Oh Tannenbaum! About the Christmas Tree

By Lisa Terech, Community Engagement

Christmas is just over a week away.  Halls are decked, presents are wrapped, and Saint Nicholas is busy preparing for his busiest day of the year. When he visits the children of the world, he will leave his gifts underneath a Christmas tree, but why a tree? Why is an evergreen tree the prevalent symbol for Christmas?  The history of the tree can be traced back many years.

img_3727

The use of evergreens and other greenery had been used during the winter months for centuries, with it being a reported custom of  ancient Egyptians, Chinese, and Hebrews.  The evergreens represent life even through the cold, dark winter months. Through the centuries, the customs included adorning said evergreens with assorted decorations, like fruit, nuts, and paper flowers.

It was during the 18th century when the tradition truly took hold.  While the tradition of the Christmas tree had been in England for a number of years, its popularity and prevalence was cemented in 1848 when an image of Queen Victoria, Prince Albert and their family around a Christmas tree was published.

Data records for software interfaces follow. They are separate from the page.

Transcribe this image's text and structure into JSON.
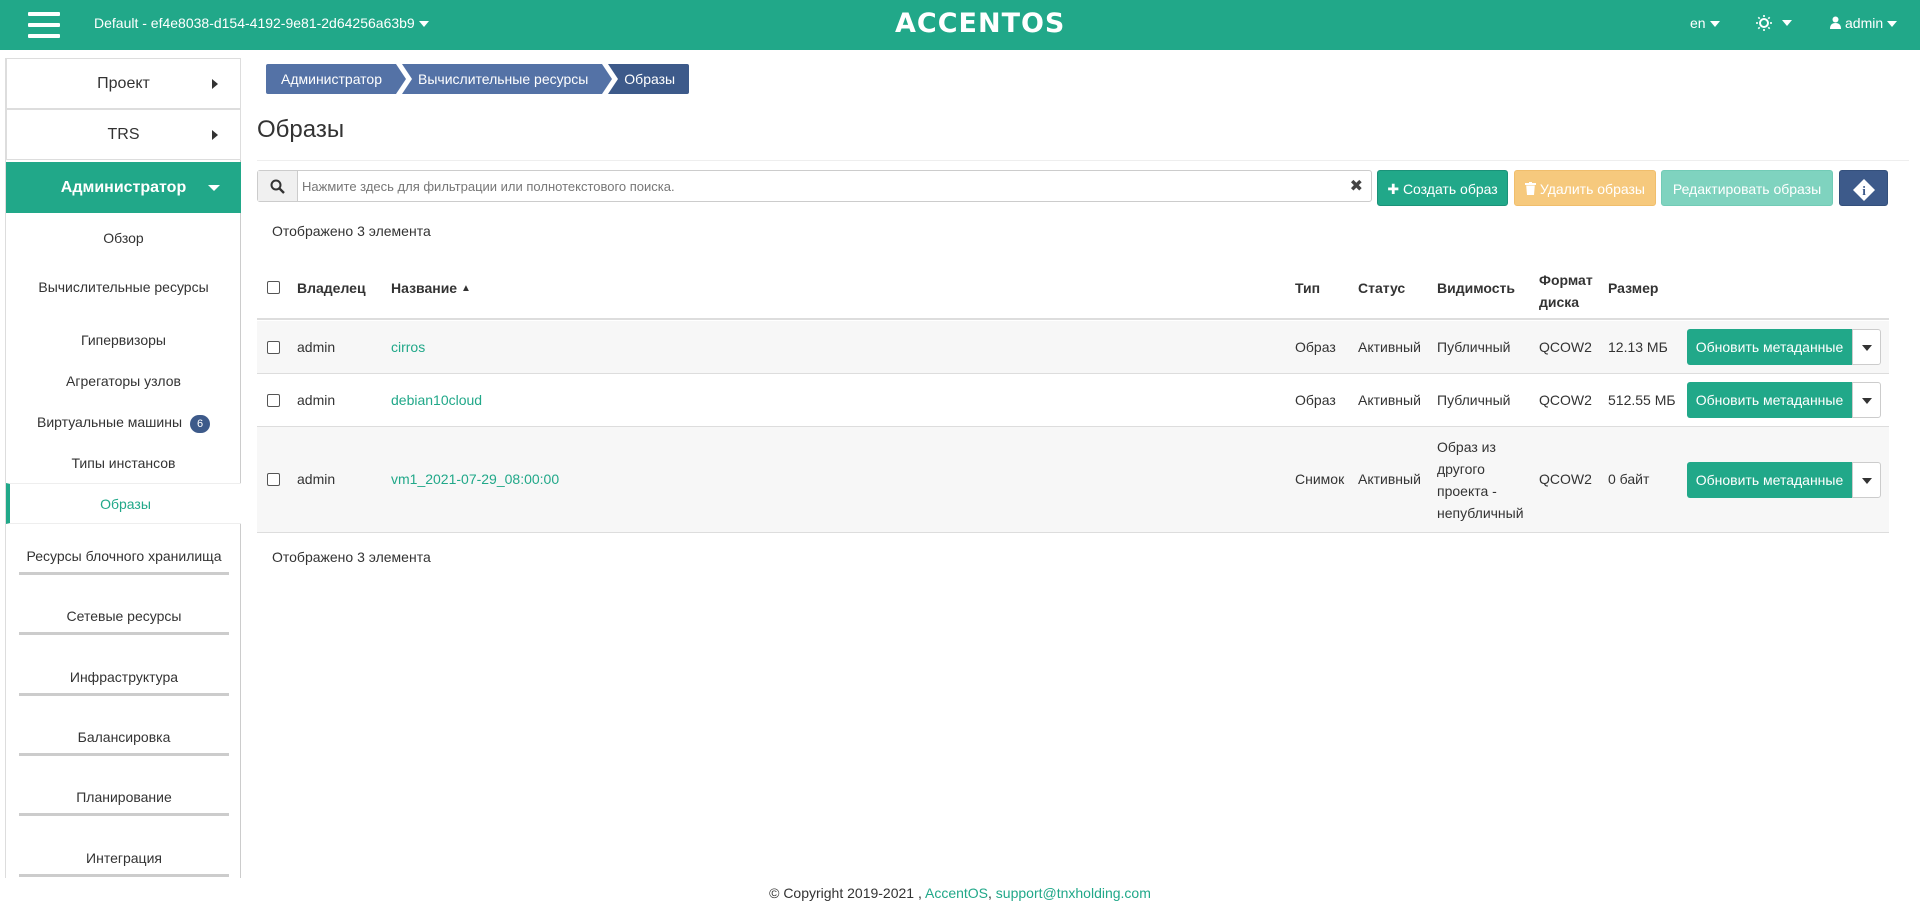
{
  "topbar": {
    "project": "Default - ef4e8038-d154-4192-9e81-2d64256a63b9",
    "logo": "ACCENTOS",
    "lang": "en",
    "user": "admin"
  },
  "sidebar": {
    "panels": [
      {
        "label": "Проект"
      },
      {
        "label": "TRS"
      },
      {
        "label": "Администратор"
      }
    ],
    "admin_items": [
      {
        "label": "Обзор"
      },
      {
        "label": "Вычислительные ресурсы"
      }
    ],
    "compute_items": [
      {
        "label": "Гипервизоры"
      },
      {
        "label": "Агрегаторы узлов"
      },
      {
        "label": "Виртуальные машины",
        "badge": "6"
      },
      {
        "label": "Типы инстансов"
      },
      {
        "label": "Образы"
      }
    ],
    "groups": [
      {
        "label": "Ресурсы блочного хранилища"
      },
      {
        "label": "Сетевые ресурсы"
      },
      {
        "label": "Инфраструктура"
      },
      {
        "label": "Балансировка"
      },
      {
        "label": "Планирование"
      },
      {
        "label": "Интеграция"
      }
    ]
  },
  "breadcrumb": [
    "Администратор",
    "Вычислительные ресурсы",
    "Образы"
  ],
  "page_title": "Образы",
  "search": {
    "placeholder": "Нажмите здесь для фильтрации или полнотекстового поиска."
  },
  "toolbar": {
    "create": "Создать образ",
    "delete": "Удалить образы",
    "edit": "Редактировать образы"
  },
  "count_text": "Отображено 3 элемента",
  "table": {
    "headers": {
      "owner": "Владелец",
      "name": "Название",
      "type": "Тип",
      "status": "Статус",
      "visibility": "Видимость",
      "format_1": "Формат",
      "format_2": "диска",
      "size": "Размер"
    },
    "rows": [
      {
        "owner": "admin",
        "name": "cirros",
        "type": "Образ",
        "status": "Активный",
        "visibility": "Публичный",
        "format": "QCOW2",
        "size": "12.13 МБ",
        "action": "Обновить метаданные"
      },
      {
        "owner": "admin",
        "name": "debian10cloud",
        "type": "Образ",
        "status": "Активный",
        "visibility": "Публичный",
        "format": "QCOW2",
        "size": "512.55 МБ",
        "action": "Обновить метаданные"
      },
      {
        "owner": "admin",
        "name": "vm1_2021-07-29_08:00:00",
        "type": "Снимок",
        "status": "Активный",
        "visibility_lines": [
          "Образ из",
          "другого",
          "проекта -",
          "непубличный"
        ],
        "format": "QCOW2",
        "size": "0 байт",
        "action": "Обновить метаданные"
      }
    ]
  },
  "footer": {
    "copyright": "© Copyright 2019-2021 ,",
    "brand": "AccentOS",
    "sep": ",",
    "email": "support@tnxholding.com"
  },
  "colors": {
    "accent": "#21a889",
    "navy": "#3d5a8a",
    "warning": "#f6c97d"
  }
}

christmas-tree-queen-victoria1

Queen Victoria, Prince Albert and their Christmas Tree, 1847

The Royal Family were the ‘celebrities’ of their day.  Once people saw that the Royals had a tree, they too wanted to have a tree as part of their holiday tradition.

Early trees were lit with candles.  This is, of course, before the invent of electricity, and having an open flame by a tree comes with its own inherent problems.  A bucket of water would often be kept close to the tree in case any flames had to be doused. These tree candles are part of the Oshawa Museum’s collection.

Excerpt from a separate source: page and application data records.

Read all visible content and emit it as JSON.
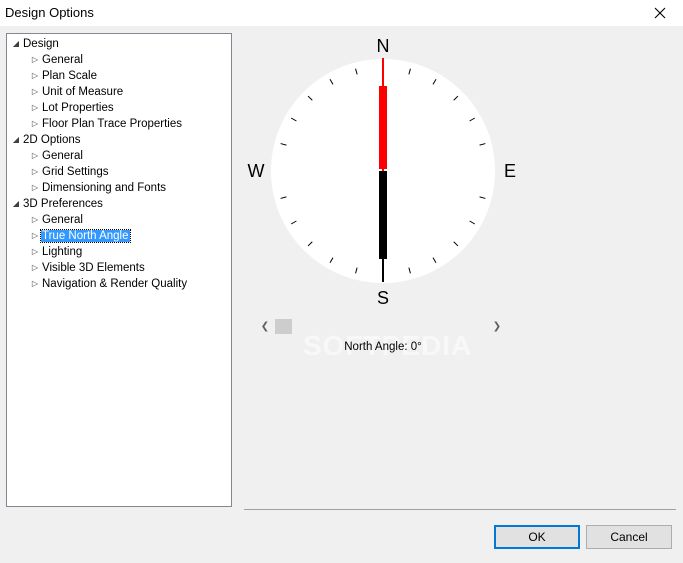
{
  "window": {
    "title": "Design Options"
  },
  "tree": {
    "items": [
      {
        "label": "Design",
        "expanded": true,
        "level": 0
      },
      {
        "label": "General",
        "level": 1
      },
      {
        "label": "Plan Scale",
        "level": 1
      },
      {
        "label": "Unit of Measure",
        "level": 1
      },
      {
        "label": "Lot Properties",
        "level": 1
      },
      {
        "label": "Floor Plan Trace Properties",
        "level": 1
      },
      {
        "label": "2D Options",
        "expanded": true,
        "level": 0
      },
      {
        "label": "General",
        "level": 1
      },
      {
        "label": "Grid Settings",
        "level": 1
      },
      {
        "label": "Dimensioning and Fonts",
        "level": 1
      },
      {
        "label": "3D Preferences",
        "expanded": true,
        "level": 0
      },
      {
        "label": "General",
        "level": 1
      },
      {
        "label": "True North Angle",
        "level": 1,
        "selected": true
      },
      {
        "label": "Lighting",
        "level": 1
      },
      {
        "label": "Visible 3D Elements",
        "level": 1
      },
      {
        "label": "Navigation & Render Quality",
        "level": 1
      }
    ]
  },
  "compass": {
    "north": "N",
    "south": "S",
    "east": "E",
    "west": "W",
    "angle_degrees": 0,
    "north_color": "#ff0000",
    "south_color": "#000000"
  },
  "angle_slider": {
    "value_fraction": 0
  },
  "north_angle_label": "North Angle: 0°",
  "watermark": "SOFTPEDIA",
  "buttons": {
    "ok": "OK",
    "cancel": "Cancel"
  },
  "colors": {
    "selection": "#3399ff",
    "default_button_border": "#0078d7"
  }
}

tumblr_ofriecgqgj1tglhcdo1_1280

Early Christmas trees were decorated with fruits, flowers and candles, which were heavy on the tree branches. In the 1800s German glass blowers began producing glass balls to replace the heavy decorations and called them bulbs.The first Christmas trees in Ontario were decorated with edible products, such as strings of popcorn, nuts and cookies.  During the 1870s the first store-bought ornaments were introduced.  They were made of tin, wax, tinsel, cardboard and glass.  The oldest manufactured ornaments, made of tin, came in various shapes such as stars, crosses and flowers.  Wax ornaments soon followed, the most popular design being an angel floating in the air.  Icicles were introduced in 1878 and still remain a popular decoration.

On the Christmas Trees at the Museum, we also hide a glass pickle among our decorations.  Why a pickle?  Some believe this is an old German tradition (although many people from Germany today do not claim this tradition as their own).  When decorating the Christmas tree, it is traditional to hang the pickle last, hidden among the branches. The first child on Christmas Day to find the Christmas pickle receives an extra gift!

018

Christmas trees and their official lighting are often seen as a symbolic start to the holiday season.  The City of Oshawa always lights its official Christmas tree in mid-November, and this tree is among the large evergreens by Civic Square at City Hall.  Toronto’s official Christmas tree, on the other hand, is usually a white spruce which is selected a year in advance from the Bancroft, Ontario area. In Boston, their Christmas tree is always from Nova Scotia, a gift from the province to thank them for their support after the Halifax explosion of 1917, the worst human-made explosion until the atomic bomb.  They first sent a tree in 1918, a year after the event, and they have been doing it every year since 1971.

So whether you a have white spruce, douglas fir, or an artificial tree that is used year after year, decorate those boughs, thoughtfully hang those precious ornaments, and enjoy the tradition that has been around for centuries.

Advertisements

Leave a Reply

Fill in your details below or click an icon to log in:

WordPress.com Logo

You are commenting using your WordPress.com account. Log Out / Change )

Twitter picture

You are commenting using your Twitter account. Log Out / Change )

Facebook photo

You are commenting using your Facebook account. Log Out / Change )

Google+ photo

You are commenting using your Google+ account. Log Out / Change )

Connecting to %s